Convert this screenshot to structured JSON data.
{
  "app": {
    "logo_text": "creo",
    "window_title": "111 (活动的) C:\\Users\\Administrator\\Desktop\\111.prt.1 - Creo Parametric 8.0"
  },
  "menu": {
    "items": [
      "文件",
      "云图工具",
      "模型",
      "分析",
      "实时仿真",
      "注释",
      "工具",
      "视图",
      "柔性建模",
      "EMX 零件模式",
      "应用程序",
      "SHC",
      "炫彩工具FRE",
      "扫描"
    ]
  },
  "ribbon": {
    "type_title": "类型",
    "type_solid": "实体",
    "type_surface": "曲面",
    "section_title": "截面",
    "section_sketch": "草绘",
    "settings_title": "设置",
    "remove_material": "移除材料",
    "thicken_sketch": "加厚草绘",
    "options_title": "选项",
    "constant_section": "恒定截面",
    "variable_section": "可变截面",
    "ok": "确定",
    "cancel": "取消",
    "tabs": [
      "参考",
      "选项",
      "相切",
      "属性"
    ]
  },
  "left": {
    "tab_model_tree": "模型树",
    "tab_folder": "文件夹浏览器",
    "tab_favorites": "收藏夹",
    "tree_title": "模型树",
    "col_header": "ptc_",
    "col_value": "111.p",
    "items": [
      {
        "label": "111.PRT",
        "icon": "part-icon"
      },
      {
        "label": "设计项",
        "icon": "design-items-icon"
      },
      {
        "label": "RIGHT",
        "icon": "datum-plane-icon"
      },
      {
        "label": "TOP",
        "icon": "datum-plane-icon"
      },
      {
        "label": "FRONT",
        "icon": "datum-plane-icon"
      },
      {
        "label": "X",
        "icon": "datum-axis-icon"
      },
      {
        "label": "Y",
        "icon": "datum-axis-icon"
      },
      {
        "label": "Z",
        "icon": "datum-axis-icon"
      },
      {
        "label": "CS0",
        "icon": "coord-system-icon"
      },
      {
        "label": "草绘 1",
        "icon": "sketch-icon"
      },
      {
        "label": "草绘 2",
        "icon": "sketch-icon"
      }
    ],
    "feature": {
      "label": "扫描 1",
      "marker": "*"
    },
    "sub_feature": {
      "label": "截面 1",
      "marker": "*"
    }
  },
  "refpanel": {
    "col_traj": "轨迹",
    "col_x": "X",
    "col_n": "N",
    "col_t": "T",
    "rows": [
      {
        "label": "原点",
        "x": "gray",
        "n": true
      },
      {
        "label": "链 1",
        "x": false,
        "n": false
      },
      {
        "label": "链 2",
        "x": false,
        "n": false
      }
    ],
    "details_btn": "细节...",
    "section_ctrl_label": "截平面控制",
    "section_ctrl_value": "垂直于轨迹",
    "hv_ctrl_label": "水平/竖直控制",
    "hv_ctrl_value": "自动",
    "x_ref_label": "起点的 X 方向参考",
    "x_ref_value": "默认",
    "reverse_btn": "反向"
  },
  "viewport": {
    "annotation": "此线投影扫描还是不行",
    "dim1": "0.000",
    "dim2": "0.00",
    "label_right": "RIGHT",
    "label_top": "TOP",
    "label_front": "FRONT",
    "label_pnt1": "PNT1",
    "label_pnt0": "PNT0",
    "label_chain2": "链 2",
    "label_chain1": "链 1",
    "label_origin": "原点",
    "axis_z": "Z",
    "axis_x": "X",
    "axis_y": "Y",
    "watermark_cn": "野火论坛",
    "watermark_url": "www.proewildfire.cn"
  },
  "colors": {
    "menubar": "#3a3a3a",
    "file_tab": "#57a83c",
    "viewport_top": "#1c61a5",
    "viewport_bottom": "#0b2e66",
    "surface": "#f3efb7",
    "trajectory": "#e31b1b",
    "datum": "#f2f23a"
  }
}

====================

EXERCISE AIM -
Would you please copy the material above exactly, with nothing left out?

RESPONSE -
Convert this screenshot to structured JSON data.
{
  "app": {
    "logo_text": "creo",
    "window_title": "111 (活动的) C:\\Users\\Administrator\\Desktop\\111.prt.1 - Creo Parametric 8.0"
  },
  "menu": {
    "items": [
      "文件",
      "云图工具",
      "模型",
      "分析",
      "实时仿真",
      "注释",
      "工具",
      "视图",
      "柔性建模",
      "EMX 零件模式",
      "应用程序",
      "SHC",
      "炫彩工具FRE",
      "扫描"
    ]
  },
  "ribbon": {
    "type_title": "类型",
    "type_solid": "实体",
    "type_surface": "曲面",
    "section_title": "截面",
    "section_sketch": "草绘",
    "settings_title": "设置",
    "remove_material": "移除材料",
    "thicken_sketch": "加厚草绘",
    "options_title": "选项",
    "constant_section": "恒定截面",
    "variable_section": "可变截面",
    "ok": "确定",
    "cancel": "取消",
    "tabs": [
      "参考",
      "选项",
      "相切",
      "属性"
    ]
  },
  "left": {
    "tab_model_tree": "模型树",
    "tab_folder": "文件夹浏览器",
    "tab_favorites": "收藏夹",
    "tree_title": "模型树",
    "col_header": "ptc_",
    "col_value": "111.p",
    "items": [
      {
        "label": "111.PRT",
        "icon": "part-icon"
      },
      {
        "label": "设计项",
        "icon": "design-items-icon"
      },
      {
        "label": "RIGHT",
        "icon": "datum-plane-icon"
      },
      {
        "label": "TOP",
        "icon": "datum-plane-icon"
      },
      {
        "label": "FRONT",
        "icon": "datum-plane-icon"
      },
      {
        "label": "X",
        "icon": "datum-axis-icon"
      },
      {
        "label": "Y",
        "icon": "datum-axis-icon"
      },
      {
        "label": "Z",
        "icon": "datum-axis-icon"
      },
      {
        "label": "CS0",
        "icon": "coord-system-icon"
      },
      {
        "label": "草绘 1",
        "icon": "sketch-icon"
      },
      {
        "label": "草绘 2",
        "icon": "sketch-icon"
      }
    ],
    "feature": {
      "label": "扫描 1",
      "marker": "*"
    },
    "sub_feature": {
      "label": "截面 1",
      "marker": "*"
    }
  },
  "refpanel": {
    "col_traj": "轨迹",
    "col_x": "X",
    "col_n": "N",
    "col_t": "T",
    "rows": [
      {
        "label": "原点",
        "x": "gray",
        "n": true
      },
      {
        "label": "链 1",
        "x": false,
        "n": false
      },
      {
        "label": "链 2",
        "x": false,
        "n": false
      }
    ],
    "details_btn": "细节...",
    "section_ctrl_label": "截平面控制",
    "section_ctrl_value": "垂直于轨迹",
    "hv_ctrl_label": "水平/竖直控制",
    "hv_ctrl_value": "自动",
    "x_ref_label": "起点的 X 方向参考",
    "x_ref_value": "默认",
    "reverse_btn": "反向"
  },
  "viewport": {
    "annotation": "此线投影扫描还是不行",
    "dim1": "0.000",
    "dim2": "0.00",
    "label_right": "RIGHT",
    "label_top": "TOP",
    "label_front": "FRONT",
    "label_pnt1": "PNT1",
    "label_pnt0": "PNT0",
    "label_chain2": "链 2",
    "label_chain1": "链 1",
    "label_origin": "原点",
    "axis_z": "Z",
    "axis_x": "X",
    "axis_y": "Y",
    "watermark_cn": "野火论坛",
    "watermark_url": "www.proewildfire.cn"
  },
  "colors": {
    "menubar": "#3a3a3a",
    "file_tab": "#57a83c",
    "viewport_top": "#1c61a5",
    "viewport_bottom": "#0b2e66",
    "surface": "#f3efb7",
    "trajectory": "#e31b1b",
    "datum": "#f2f23a"
  }
}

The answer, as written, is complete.